Through my role on the Glen Eyre JCR, I got to meet the Winchester halls committee, and speaking to them, I realized how difficult it was to integrate WSA and Highfield campus. After this, Anjit implemented the shuttle bus between WSA and Highfield which has really improved things but there is still some sort of difficulty there in terms of the two campus’ connecting. The other day, I attended a brand review where there were four Winchester students, one student said that because of the distance they wouldn’t come here despite the shuttle bus. They also said their union branch is quite limited in compared to ours. On the other hand, when I’m speaking to students here, they don’t know about WSA students. This is why I want to implement a showcase which would demonstrate to Southampton students what WSA students can do. I think it’s a perfect way to integrate. Southampton Solent University does an extremely popular showcase. Why can’t we do this too? I think it would just add another string to our bow. Proving that we are not just a scientific university, we do art and music and fashion. This is not just Solent’s domain. Why can’t we show it off too?

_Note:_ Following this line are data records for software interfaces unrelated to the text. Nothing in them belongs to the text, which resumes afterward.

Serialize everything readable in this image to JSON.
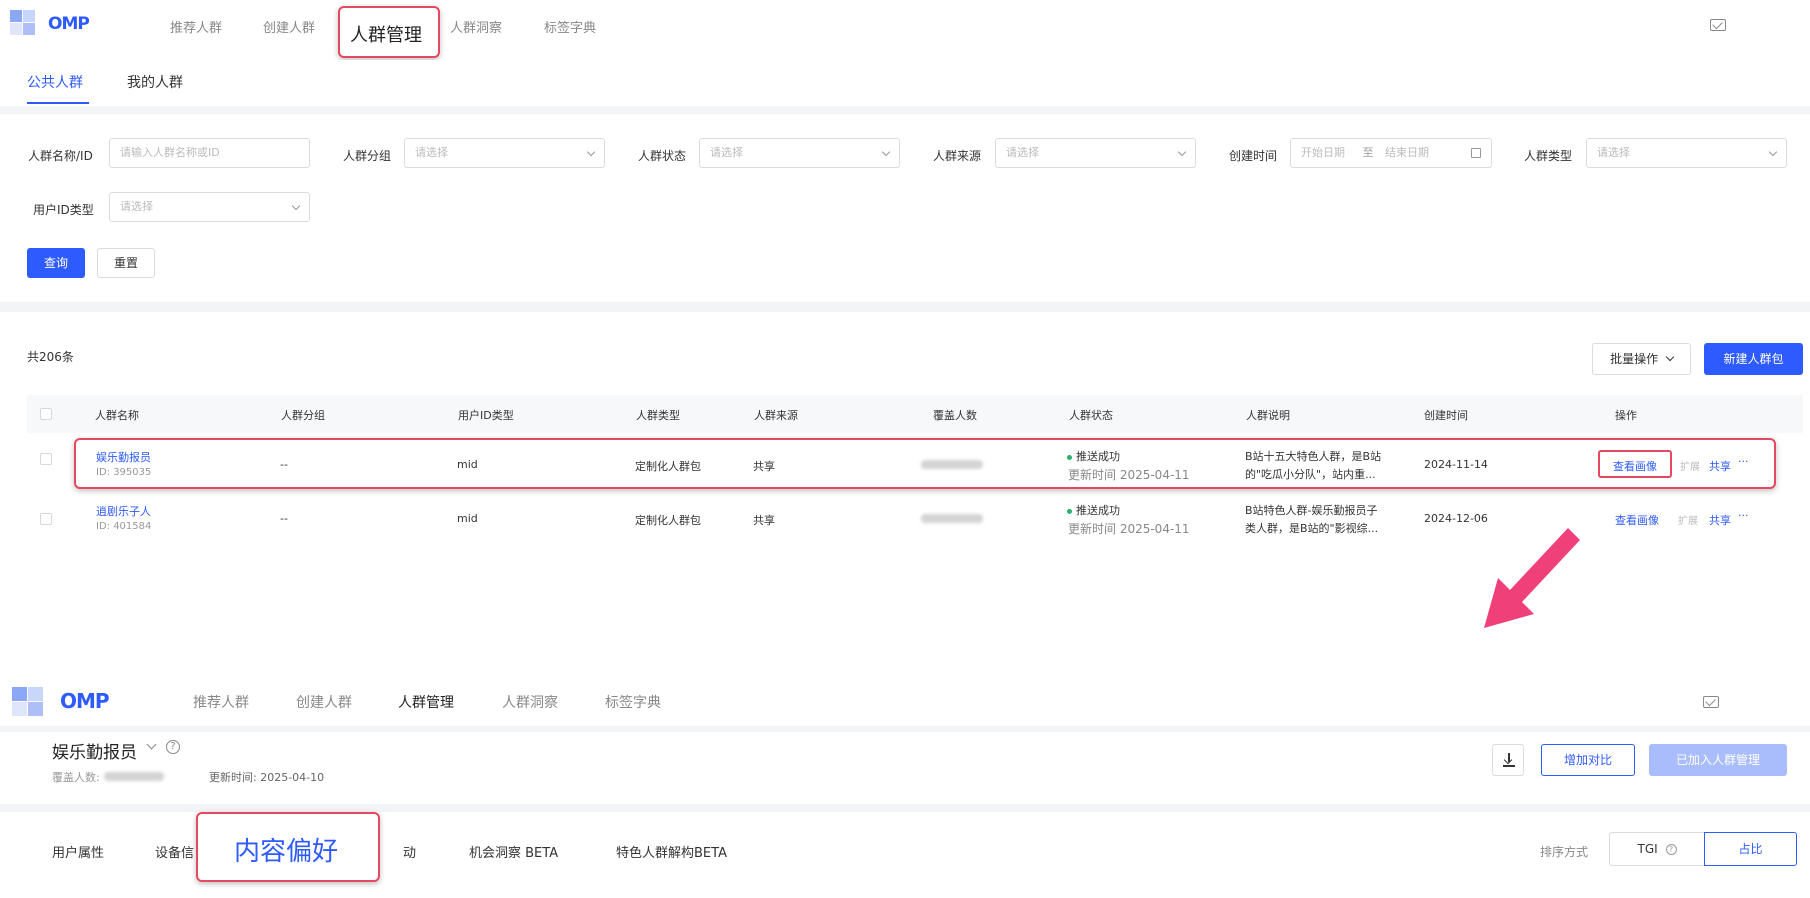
{
  "top": {
    "logo_text": "OMP",
    "nav": [
      "推荐人群",
      "创建人群",
      "人群管理",
      "人群洞察",
      "标签字典"
    ],
    "subtabs": [
      "公共人群",
      "我的人群"
    ]
  },
  "filters": {
    "name_label": "人群名称/ID",
    "name_placeholder": "请输入人群名称或ID",
    "group_label": "人群分组",
    "status_label": "人群状态",
    "source_label": "人群来源",
    "created_label": "创建时间",
    "start_placeholder": "开始日期",
    "to": "至",
    "end_placeholder": "结束日期",
    "type_label": "人群类型",
    "uid_label": "用户ID类型",
    "select_placeholder": "请选择",
    "query": "查询",
    "reset": "重置"
  },
  "list": {
    "total": "共206条",
    "batch": "批量操作",
    "create": "新建人群包",
    "columns": [
      "人群名称",
      "人群分组",
      "用户ID类型",
      "人群类型",
      "人群来源",
      "覆盖人数",
      "人群状态",
      "人群说明",
      "创建时间",
      "操作"
    ],
    "rows": [
      {
        "name": "娱乐勤报员",
        "id": "ID: 395035",
        "group": "--",
        "uid": "mid",
        "type": "定制化人群包",
        "source": "共享",
        "status": "推送成功",
        "updated": "更新时间 2025-04-11",
        "desc": "B站十五大特色人群，是B站",
        "desc2": "的\"吃瓜小分队\"，站内重...",
        "created": "2024-11-14",
        "op_view": "查看画像",
        "op_expand": "扩展",
        "op_share": "共享",
        "op_more": "···"
      },
      {
        "name": "逍剧乐子人",
        "id": "ID: 401584",
        "group": "--",
        "uid": "mid",
        "type": "定制化人群包",
        "source": "共享",
        "status": "推送成功",
        "updated": "更新时间 2025-04-11",
        "desc": "B站特色人群-娱乐勤报员子",
        "desc2": "类人群，是B站的\"影视综...",
        "created": "2024-12-06",
        "op_view": "查看画像",
        "op_expand": "扩展",
        "op_share": "共享",
        "op_more": "···"
      }
    ]
  },
  "detail": {
    "title": "娱乐勤报员",
    "coverage_label": "覆盖人数:",
    "updated": "更新时间: 2025-04-10",
    "compare": "增加对比",
    "added": "已加入人群管理",
    "tabs": [
      "用户属性",
      "设备信",
      "内容偏好",
      "动",
      "机会洞察 BETA",
      "特色人群解构BETA"
    ],
    "sort_label": "排序方式",
    "sort_tgi": "TGI",
    "sort_ratio": "占比"
  },
  "colors": {
    "primary": "#2e5bff",
    "highlight": "#e5485f",
    "arrow": "#f0407a",
    "success": "#27b36a"
  }
}
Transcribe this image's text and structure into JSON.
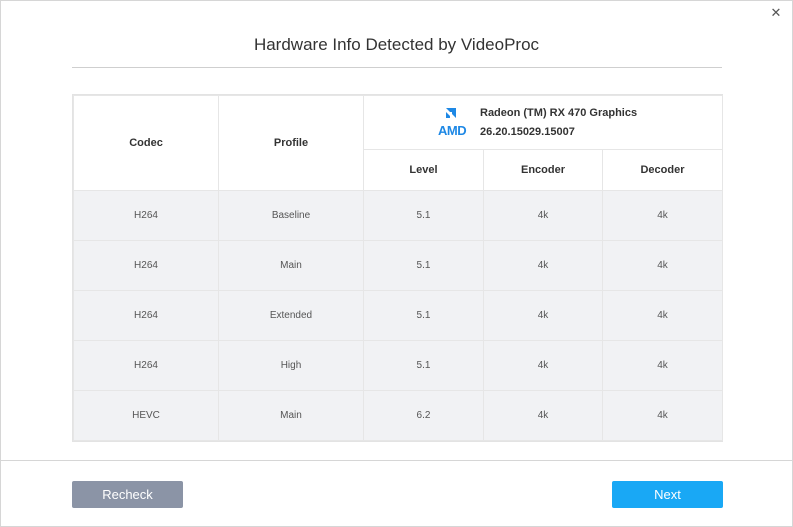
{
  "dialog": {
    "title": "Hardware Info Detected by VideoProc",
    "close_glyph": "✕"
  },
  "gpu": {
    "brand": "AMD",
    "name": "Radeon (TM) RX 470 Graphics",
    "driver_version": "26.20.15029.15007"
  },
  "table": {
    "headers": {
      "codec": "Codec",
      "profile": "Profile",
      "level": "Level",
      "encoder": "Encoder",
      "decoder": "Decoder"
    },
    "rows": [
      {
        "codec": "H264",
        "profile": "Baseline",
        "level": "5.1",
        "encoder": "4k",
        "decoder": "4k"
      },
      {
        "codec": "H264",
        "profile": "Main",
        "level": "5.1",
        "encoder": "4k",
        "decoder": "4k"
      },
      {
        "codec": "H264",
        "profile": "Extended",
        "level": "5.1",
        "encoder": "4k",
        "decoder": "4k"
      },
      {
        "codec": "H264",
        "profile": "High",
        "level": "5.1",
        "encoder": "4k",
        "decoder": "4k"
      },
      {
        "codec": "HEVC",
        "profile": "Main",
        "level": "6.2",
        "encoder": "4k",
        "decoder": "4k"
      }
    ]
  },
  "buttons": {
    "recheck": "Recheck",
    "next": "Next"
  },
  "colors": {
    "amd_blue": "#1e88e5",
    "next_button": "#19a8f5",
    "recheck_button": "#8b94a6"
  }
}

- In terms of Halls Rep training what more can be done?
I’m lucky enough to have had the Halls Rep training and I’ve been through it first hand. I saw so many things that can be changed and need to be changed. Obviously this is more under the realm of VP Communities, but I just want to make sure that sufficient information is given to students over the Fresher’s period. They need to know what the Union is. Perhaps in the past this information has been given too quickly, so I would try to stagger the information so that it can be received more effectively. I also want to make the information fun and relatable so that students like the Union. I want to make the union the first port of call for Freshers. After all, the union is one of the first to interest the Freshers, all we need to do now is retain that information and remain likeable. Like I said previously, I really believe that the more engagement our students are with the union, the stronger our union will be.
- Will increased leaflets and publicity really remove the stigma you say is attached to union services?
I have worked for Nightline, sympathising and speaking to students about their problems, and I’ve also had a lot of experience supporting students with issues in my role of Glen Eyre president. I’ve realised that so many students are scared to be open and talk about their problems and when I talk about the university’s support system, so many of them don’t even know that it exists. Obviously lots of students do know about student support services, but this isn’t good enough. Everyone needs to know where they can go to seek the support they need. My idea is to create a mural on campus where all of the information is painted onto a wall somewhere. It means that students who are scared to obtain information can still obtain the information regarding support. I also want to implement a leafleting stand where information about support can be distributed to students. I believe that happier students create a better university and so I am passionate about improving our support system.
- Tell us about the ‘Speak to Sabbs’ initiative laid out in your manifesto. is this not the same as the ‘Sabbatical Surgery’ which was implemented a few years ago?
My initiative is different to Sabbatical Surgery because it is held in a public place. The Speak to Sabbs Initiative means that a Sabb sits in an open place such as The Bridge for a set amount of time everyweek and invites any student to come and speak to them. No need for a prior booking or appointment, this initative is all about engaging the students on a face to face basis. It makes the union more personable. The Sabbatical Surgery didn’t work because it was essentially an office hour, I spoke to students who felt intimidated by the idea of going into the Sabbatical office surrounded by strangers. Clearly, students coming to Sabbs isn’t working so we need to go out to the students.
Thank you very much for your time today Lii,
Thank you Ellie.